Problem to solve: Print the data once more, exactly as given. Drop the pictures.

(Web page and app entries)
>>>

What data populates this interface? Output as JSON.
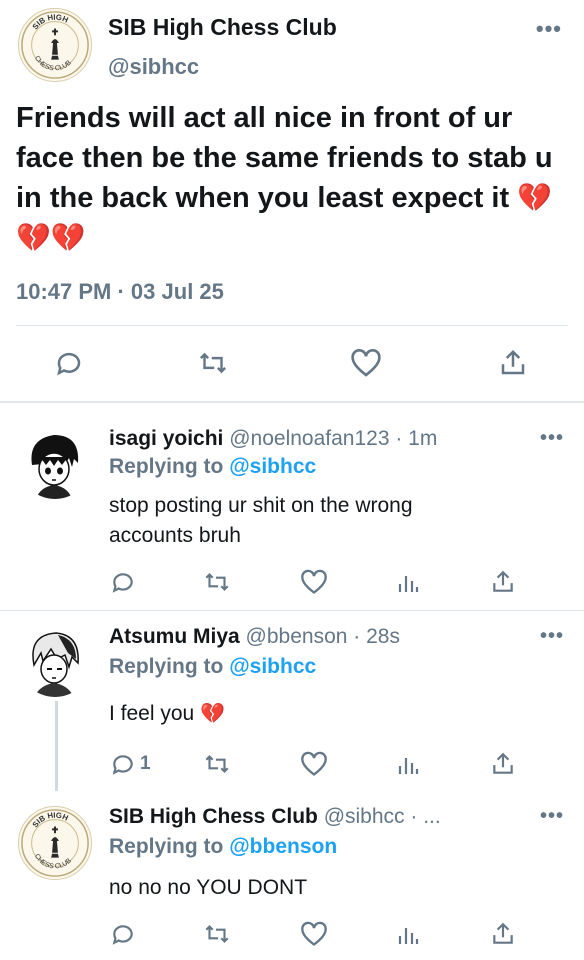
{
  "main_tweet": {
    "name": "SIB High Chess Club",
    "handle": "@sibhcc",
    "avatar_text_top": "SIB HIGH",
    "avatar_text_bottom": "CHESS CLUB",
    "text": "Friends will act all nice in front of ur face then be the same friends to stab u in the back when you least expect it",
    "emoji": "💔💔💔",
    "time": "10:47 PM · 03 Jul 25",
    "more_icon": "more-icon",
    "actions": [
      "reply-icon",
      "retweet-icon",
      "like-icon",
      "share-icon"
    ]
  },
  "replies": [
    {
      "name": "isagi yoichi",
      "handle": "@noelnoafan123 · 1m",
      "replying_prefix": "Replying to",
      "replying_to": "@sibhcc",
      "text_lines": [
        "stop posting ur shit on the wrong",
        "accounts bruh"
      ],
      "reply_count": "",
      "actions": [
        "reply-icon",
        "retweet-icon",
        "like-icon",
        "analytics-icon",
        "share-icon"
      ]
    },
    {
      "name": "Atsumu Miya",
      "handle": "@bbenson · 28s",
      "replying_prefix": "Replying to",
      "replying_to": "@sibhcc",
      "text_lines": [
        "I feel you"
      ],
      "emoji": "💔",
      "reply_count": "1",
      "actions": [
        "reply-icon",
        "retweet-icon",
        "like-icon",
        "analytics-icon",
        "share-icon"
      ]
    },
    {
      "name": "SIB High Chess Club",
      "handle": "@sibhcc · ...",
      "replying_prefix": "Replying to",
      "replying_to": "@bbenson",
      "text_lines": [
        "no no no YOU DONT"
      ],
      "reply_count": "",
      "actions": [
        "reply-icon",
        "retweet-icon",
        "like-icon",
        "analytics-icon",
        "share-icon"
      ]
    }
  ],
  "colors": {
    "text": "#14171a",
    "secondary": "#657786",
    "link": "#1da1f2",
    "heart": "#c8162f",
    "divider": "#e1e8ed"
  }
}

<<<

Output below:
What data populates this interface? Output as JSON.
{
  "main_tweet": {
    "name": "SIB High Chess Club",
    "handle": "@sibhcc",
    "avatar_text_top": "SIB HIGH",
    "avatar_text_bottom": "CHESS CLUB",
    "text": "Friends will act all nice in front of ur face then be the same friends to stab u in the back when you least expect it",
    "emoji": "💔💔💔",
    "time": "10:47 PM · 03 Jul 25",
    "more_icon": "more-icon",
    "actions": [
      "reply-icon",
      "retweet-icon",
      "like-icon",
      "share-icon"
    ]
  },
  "replies": [
    {
      "name": "isagi yoichi",
      "handle": "@noelnoafan123 · 1m",
      "replying_prefix": "Replying to",
      "replying_to": "@sibhcc",
      "text_lines": [
        "stop posting ur shit on the wrong",
        "accounts bruh"
      ],
      "reply_count": "",
      "actions": [
        "reply-icon",
        "retweet-icon",
        "like-icon",
        "analytics-icon",
        "share-icon"
      ]
    },
    {
      "name": "Atsumu Miya",
      "handle": "@bbenson · 28s",
      "replying_prefix": "Replying to",
      "replying_to": "@sibhcc",
      "text_lines": [
        "I feel you"
      ],
      "emoji": "💔",
      "reply_count": "1",
      "actions": [
        "reply-icon",
        "retweet-icon",
        "like-icon",
        "analytics-icon",
        "share-icon"
      ]
    },
    {
      "name": "SIB High Chess Club",
      "handle": "@sibhcc · ...",
      "replying_prefix": "Replying to",
      "replying_to": "@bbenson",
      "text_lines": [
        "no no no YOU DONT"
      ],
      "reply_count": "",
      "actions": [
        "reply-icon",
        "retweet-icon",
        "like-icon",
        "analytics-icon",
        "share-icon"
      ]
    }
  ],
  "colors": {
    "text": "#14171a",
    "secondary": "#657786",
    "link": "#1da1f2",
    "heart": "#c8162f",
    "divider": "#e1e8ed"
  }
}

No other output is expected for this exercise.